Leg 5

Leg Summary:  

Leg 5 will consist of a series of ROV dives designed to investigate the ways that fluids and gases escape from the seafloor and into the water column at different depths and temperatures. These studies are critical to understanding the formation of gas hydrates and the influence of vented gases on biological communities. The majority of operations will take place in the Guaymas Basin, where the ROV will sample the sediments using a variety of coring devices, and will also collect fluid and gas samples in the water column. Instrumented probes on the ROV will be used for measurements of physical and chemical parameters in the sediments and in the water column. Three additional ROV dives will be made in the Salsipuedes Basin to the northwest to measure the characteristics of methane bubbles and carbon dioxide droplets as they rise from the seafloor in warm water. The leg 5 coordinator is Dr. Charles Paull from MBARI, and the Mexican collaborator is Dr. Juan Carlos Herguera from CICESE.

History & Purpose: 

This cruise represents a coordinated effort between the Paull, Brewer and DeLong groups at MBARI and Dr. Herguera from CICESE. We are planning for 12 operational days with the R/V Western Flyer and ROV Tiburon in the Guaymas basin of the Gulf of California. An additional three days will be spent in the warm water basins of the Sea of Cortez.

Our common objectives are to investigate the pathways and processes by which fluids and gases escape from the seafloor through the gas hydrate stability zone. The Guaymas Basin is one of the few areas in the world where gases are reported to be venting from seafloor at oceanic depths (≥2,000 m). This area provides an opportunity to investigate the differences between gas hydrate-bearing and gas hydrate-free sediments, the biogeochemical processes that happen on and in the seafloor around active gas vents, and to trace the gas upward into the water column.  

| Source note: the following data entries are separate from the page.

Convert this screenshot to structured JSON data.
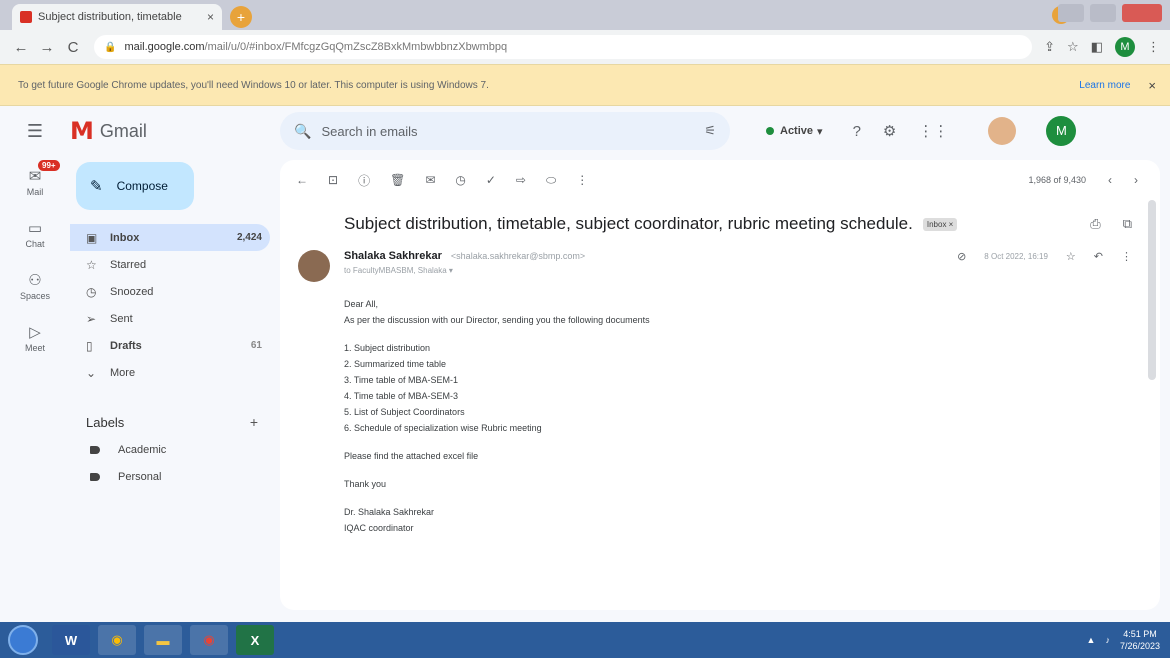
{
  "browser": {
    "tab_title": "Subject distribution, timetable",
    "tab_close": "×",
    "new_tab": "+",
    "url_host": "mail.google.com",
    "url_path": "/mail/u/0/#inbox/FMfcgzGqQmZscZ8BxkMmbwbbnzXbwmbpq",
    "nav_back": "←",
    "nav_forward": "→",
    "nav_reload": "C",
    "profile_initial": "M"
  },
  "infobar": {
    "message": "To get future Google Chrome updates, you'll need Windows 10 or later. This computer is using Windows 7.",
    "learn_more": "Learn more",
    "close": "×"
  },
  "gmail_header": {
    "brand": "Gmail",
    "search_placeholder": "Search in emails",
    "status": "Active",
    "avatar_initial": "M"
  },
  "rail": {
    "items": [
      {
        "label": "Mail",
        "icon": "mail-icon",
        "badge": "99+"
      },
      {
        "label": "Chat",
        "icon": "chat-icon"
      },
      {
        "label": "Spaces",
        "icon": "spaces-icon"
      },
      {
        "label": "Meet",
        "icon": "meet-icon"
      }
    ]
  },
  "sidebar": {
    "compose": "Compose",
    "items": [
      {
        "label": "Inbox",
        "count": "2,424",
        "icon": "inbox-icon"
      },
      {
        "label": "Starred",
        "count": "",
        "icon": "star-icon"
      },
      {
        "label": "Snoozed",
        "count": "",
        "icon": "clock-icon"
      },
      {
        "label": "Sent",
        "count": "",
        "icon": "send-icon"
      },
      {
        "label": "Drafts",
        "count": "61",
        "icon": "draft-icon"
      },
      {
        "label": "More",
        "count": "",
        "icon": "chevron-down-icon"
      }
    ],
    "labels_heading": "Labels",
    "labels": [
      "Academic",
      "Personal"
    ]
  },
  "message": {
    "pagination": "1,968 of 9,430",
    "subject": "Subject distribution, timetable, subject coordinator, rubric meeting schedule.",
    "inbox_chip": "Inbox ×",
    "sender_name": "Shalaka Sakhrekar",
    "sender_email": "<shalaka.sakhrekar@sbmp.com>",
    "to_line": "to FacultyMBASBM, Shalaka ▾",
    "date": "8 Oct 2022, 16:19",
    "body": {
      "greeting": "Dear All,",
      "intro": "As per the discussion with our Director, sending you the following documents",
      "list": [
        "1. Subject distribution",
        "2. Summarized time table",
        "3. Time table of MBA-SEM-1",
        "4. Time table of MBA-SEM-3",
        "5. List of Subject Coordinators",
        "6. Schedule of specialization wise Rubric meeting"
      ],
      "attached": "Please find the attached excel file",
      "thanks": "Thank you",
      "signature_name": "Dr. Shalaka Sakhrekar",
      "signature_role": "IQAC coordinator"
    }
  },
  "taskbar": {
    "apps": [
      "W",
      "",
      "",
      "",
      "X"
    ],
    "time": "4:51 PM",
    "date": "7/26/2023"
  },
  "colors": {
    "gmail_red": "#d93025",
    "compose_bg": "#c2e7ff",
    "active_nav": "#d3e3fd",
    "infobar_bg": "#fce8b2",
    "taskbar_bg": "#2c5c9a"
  }
}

Usually at the depths and temperatures associated with the Guaymas Basin, the gas hydrate stability field extends for hundreds of meters into the subsurface. However, the sharp lateral thermal gradients around the hot, young, oceanic crust, cause the lower limit of the gas hydrate stability to intersect the seafloor. At the same time, the high sedimentation rates of organic-rich sediment and very high temperature gradients in the sediments stimulate rapid methane and associated light hydrocarbon production, providing large quantities of methane and other gas-hydrate-forming gases. Thus, sharp lateral transitions from gas hydrate-bearing to free gas-bearing sediments should occur within the near surface sediments of the Guaymas Basin. Such transitions are usually only accessible in several hundred meter deep bore-holes that pass through the phase boundary associated with the base of the gas hydrate stability field. We will sample along seafloor transects that extend from gas hydrate-bearing to gas hydrate-free sediments within similar sediments along the same bed. The unique geometry provides an unusual control for assessing the physical and biogeochemical effects gas hydrate presence has on sediment and the flow of carbon into the surrounding environment and biota. 

pushcore1crop.jpg (49793 bytes)The operational plan will be to dive on sites where water column plumes have been identified or expected based on available data. Tiburonís scanning sonar will be used to search for water column plumes or to identify areas of bottom roughness associated with seafloor seepage sites. The first few dives will be spent exploring the area and collecting thermal measurements along potential transects. Subsequent dives will be devoted to collecting various types of samples and data. The subsurface sediments (and their contained biota, fluids and gases) will be sampled using MBARIís ROV-based vibracorer, clathrate bucket, and ROV push cores. Special emphasis will be spent on collecting cores and other samples in short transects that cross the edge of the gas hydrate stability field or extend through areas associated with active pushcore2.jpg (107654 bytes) chemosynthetic biological communities that surround seafloor venting sites. Surface sediments and biota will be sampled using the ROVís push cores and other manipulator operated sampling tools. Transects of water column samples will be conducted using the ROV-mounted Radium sampler, Niskin bottles, gas sample bottles, and the syringe sampler. Other water column samples will be collected using the CTD sampler from the Western Flyer. Various probes will be inserted into the sediment to measure the physical properties of the sediments (e.g., temperature). Other sensors will be deployed from the ROV and CTD to make measurements of the water column characteristics.  

Our science plan for the warm water basins in the Sea of Cortez is to investigate the behaviour of rising methane bubbles and carbon dioxide droplet plumes outside of the hydrate stability fields. We will release these gases/liquids at various depths, proceeding upwards from the maximum depth of the basin, chasing the bubbles.

Click here to visit the logbook for Leg 5.